-- DATA PROVIDED --
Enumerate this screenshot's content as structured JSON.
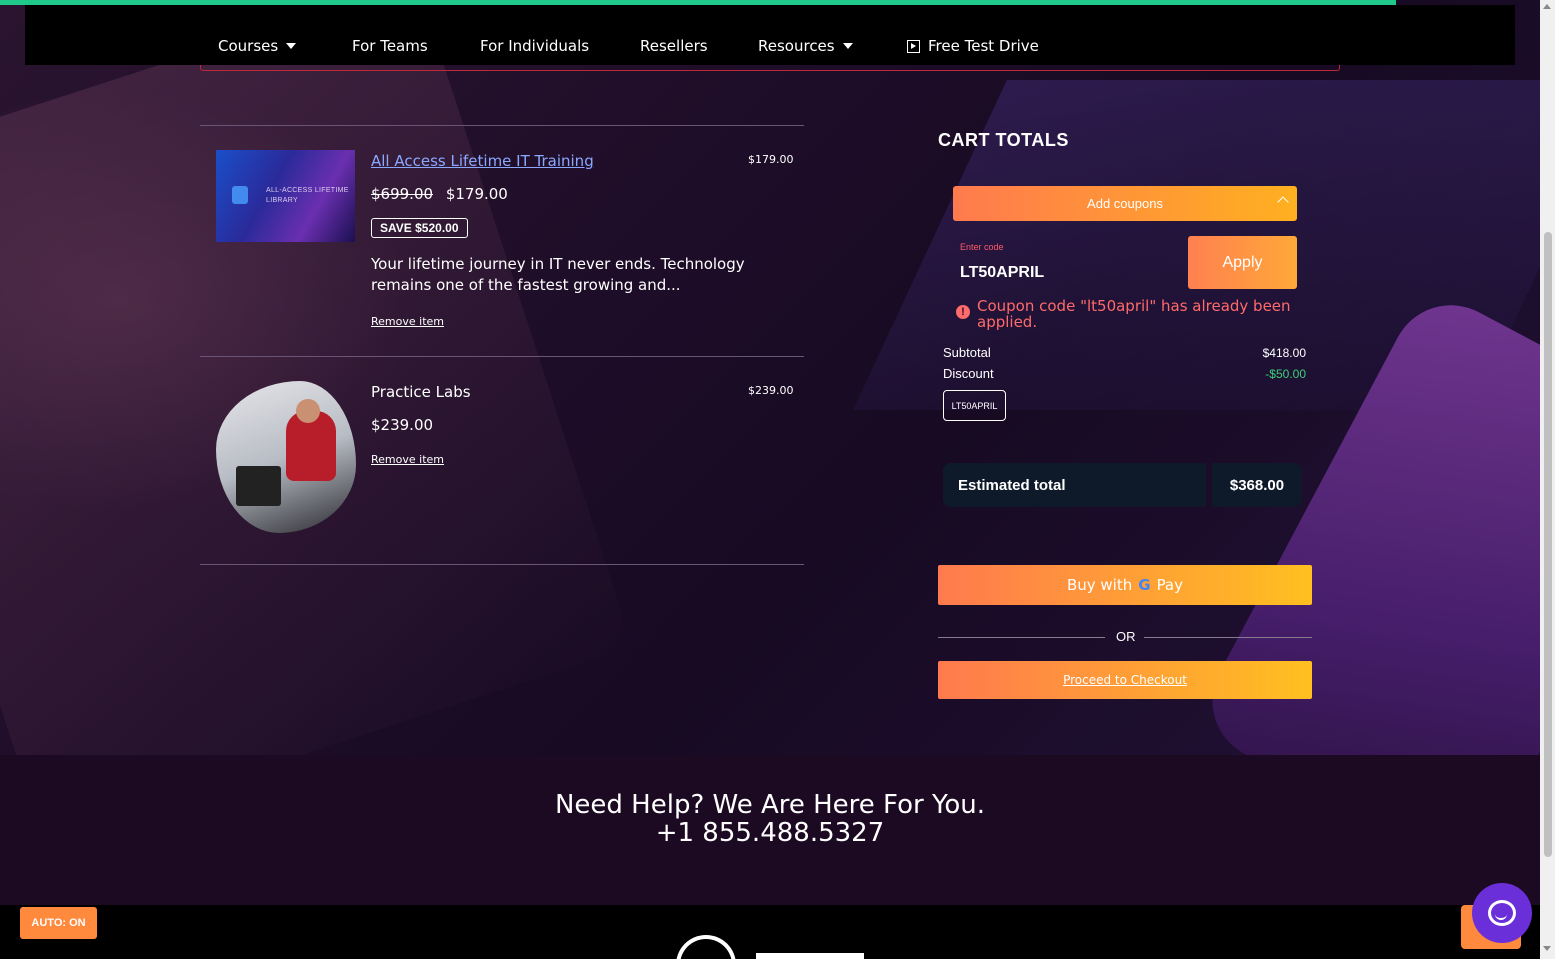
{
  "nav": {
    "items": [
      {
        "label": "Courses",
        "has_caret": true
      },
      {
        "label": "For Teams",
        "has_caret": false
      },
      {
        "label": "For Individuals",
        "has_caret": false
      },
      {
        "label": "Resellers",
        "has_caret": false
      },
      {
        "label": "Resources",
        "has_caret": true
      },
      {
        "label": "Free Test Drive",
        "icon": "play-square-icon"
      }
    ]
  },
  "cart": {
    "items": [
      {
        "thumb_text": "ALL-ACCESS LIFETIME LIBRARY",
        "title": "All Access Lifetime IT Training",
        "original_price": "$699.00",
        "price": "$179.00",
        "save_badge": "SAVE $520.00",
        "description": "Your lifetime journey in IT never ends. Technology remains one of the fastest growing and...",
        "remove_label": "Remove item",
        "line_total": "$179.00"
      },
      {
        "title": "Practice Labs",
        "price": "$239.00",
        "remove_label": "Remove item",
        "line_total": "$239.00"
      }
    ]
  },
  "totals": {
    "title": "CART TOTALS",
    "coupon_toggle_label": "Add coupons",
    "code_label": "Enter code",
    "code_value": "LT50APRIL",
    "apply_label": "Apply",
    "error_message": "Coupon code \"lt50april\" has already been applied.",
    "subtotal_label": "Subtotal",
    "subtotal_value": "$418.00",
    "discount_label": "Discount",
    "discount_value": "-$50.00",
    "applied_coupon": "LT50APRIL",
    "estimated_label": "Estimated total",
    "estimated_value": "$368.00",
    "gpay_label": "Buy with",
    "gpay_brand": "Pay",
    "or_label": "OR",
    "checkout_label": "Proceed to Checkout"
  },
  "help": {
    "title": "Need Help? We Are Here For You.",
    "phone": "+1 855.488.5327"
  },
  "footer": {
    "auto_badge": "AUTO: ON"
  },
  "colors": {
    "accent_green": "#1fc98a",
    "brand_orange": "#ff7a4e",
    "brand_yellow": "#ffc020",
    "error_red": "#ff6a6a",
    "discount_green": "#3ccf7a",
    "chat_purple": "#6a2fd8"
  }
}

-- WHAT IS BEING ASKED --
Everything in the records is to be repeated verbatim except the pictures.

-- RESULT BELOW --
Enumerate this screenshot's content as structured JSON.
{
  "nav": {
    "items": [
      {
        "label": "Courses",
        "has_caret": true
      },
      {
        "label": "For Teams",
        "has_caret": false
      },
      {
        "label": "For Individuals",
        "has_caret": false
      },
      {
        "label": "Resellers",
        "has_caret": false
      },
      {
        "label": "Resources",
        "has_caret": true
      },
      {
        "label": "Free Test Drive",
        "icon": "play-square-icon"
      }
    ]
  },
  "cart": {
    "items": [
      {
        "thumb_text": "ALL-ACCESS LIFETIME LIBRARY",
        "title": "All Access Lifetime IT Training",
        "original_price": "$699.00",
        "price": "$179.00",
        "save_badge": "SAVE $520.00",
        "description": "Your lifetime journey in IT never ends. Technology remains one of the fastest growing and...",
        "remove_label": "Remove item",
        "line_total": "$179.00"
      },
      {
        "title": "Practice Labs",
        "price": "$239.00",
        "remove_label": "Remove item",
        "line_total": "$239.00"
      }
    ]
  },
  "totals": {
    "title": "CART TOTALS",
    "coupon_toggle_label": "Add coupons",
    "code_label": "Enter code",
    "code_value": "LT50APRIL",
    "apply_label": "Apply",
    "error_message": "Coupon code \"lt50april\" has already been applied.",
    "subtotal_label": "Subtotal",
    "subtotal_value": "$418.00",
    "discount_label": "Discount",
    "discount_value": "-$50.00",
    "applied_coupon": "LT50APRIL",
    "estimated_label": "Estimated total",
    "estimated_value": "$368.00",
    "gpay_label": "Buy with",
    "gpay_brand": "Pay",
    "or_label": "OR",
    "checkout_label": "Proceed to Checkout"
  },
  "help": {
    "title": "Need Help? We Are Here For You.",
    "phone": "+1 855.488.5327"
  },
  "footer": {
    "auto_badge": "AUTO: ON"
  },
  "colors": {
    "accent_green": "#1fc98a",
    "brand_orange": "#ff7a4e",
    "brand_yellow": "#ffc020",
    "error_red": "#ff6a6a",
    "discount_green": "#3ccf7a",
    "chat_purple": "#6a2fd8"
  }
}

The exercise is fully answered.